Willingness to take Ph.D. students: Yes

AI and law; theories of legal reasoning; regulation of technology

Biography

I studied Theory of Science, Logic, Theoretical Linguistics, Philosophy and Law at the Universities of Mainz, Munich, Florence and Lancaster. My main field of interest is the interaction between law, science and computer technology, especially computer linguistics. How can law, understood as a system, communicate with systems external to it, be it the law of other countries (comparative law and its methodology) or science (evidence, proof and trial process). As a co-founder and co-director  of the  Joseph Bell Centre for Legal Reasoning and Forensic Statistics, I help to develop new approaches to assist lawyers in evaluating scientific evidence and develop computer models which embody these techniques. A special interest here is the development of computer systems that help law enforcement agencies to co-operate more efficiently across jurisdictions, assisting them in the interpretation of the legal environment within which evidence in other jurisdictions is collected. This research is linked to my wider interest in comparative law and its methodology, the idea of a "Chomsky turn in comparative law", and the project of a "computational legal theory".
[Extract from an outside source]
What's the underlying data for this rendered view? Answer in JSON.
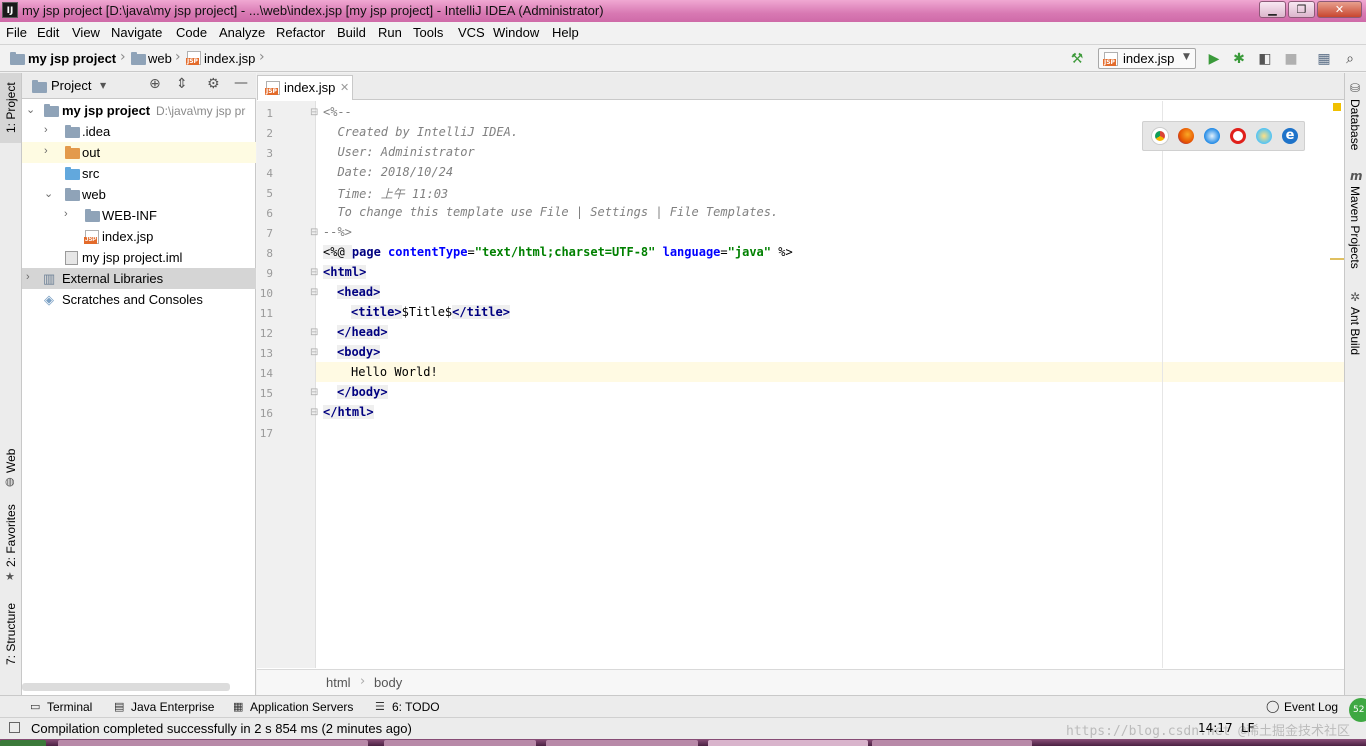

I'm involved with a number of organisations that promote the exchange between computer science and law, including the German Association for Informatics, BILETA, and the Evidence and Investigation network of the Scottish Institute for Policing Research. I'm also on the Nomination Committee of the International Association for Artificial Intelligence and Law.

I'm currently the Director of the  SCRIPT Centre for IT and IP law,  working mainly on issues such as privacy compliant software architecture and more generally the scope and limits of representing legal concepts directly  in the internet infrastructure. 

Websites

Research outputs

  1. The whole truth about the law: Reasoning about exceptions in legal AI

    Research output: Chapter in Book/Report/Conference proceedingConference contribution

  2. Self-made (machine) men: IP implications of inventions by robots

    Research output: Chapter in Book/Report/Conference proceedingConference contribution

  3. Legal challenges for the use of blockchain-based E-voting systems in Germany

    Research output: Chapter in Book/Report/Conference proceedingConference contribution

View all (113) »

Research activities & awards

  1. The Ethics of Medical Data Analytics: Opportunities and Challenges

    Activity: Participation in conference, seminar or training courseParticipation in workshop, seminar, course

  2. “When computers say no: ethical and legal transparency duties for data scientists.”

    Activity: Participation in conference, seminar or training courseParticipation in workshop, seminar, course

  3. CO:OPyright: Challenges and Practices of Copyright and Licensing of Digital Cultural Heritage

    Activity: Participation in conference, seminar or training courseParticipation in workshop, seminar, course

View all (81) »

ID: 26690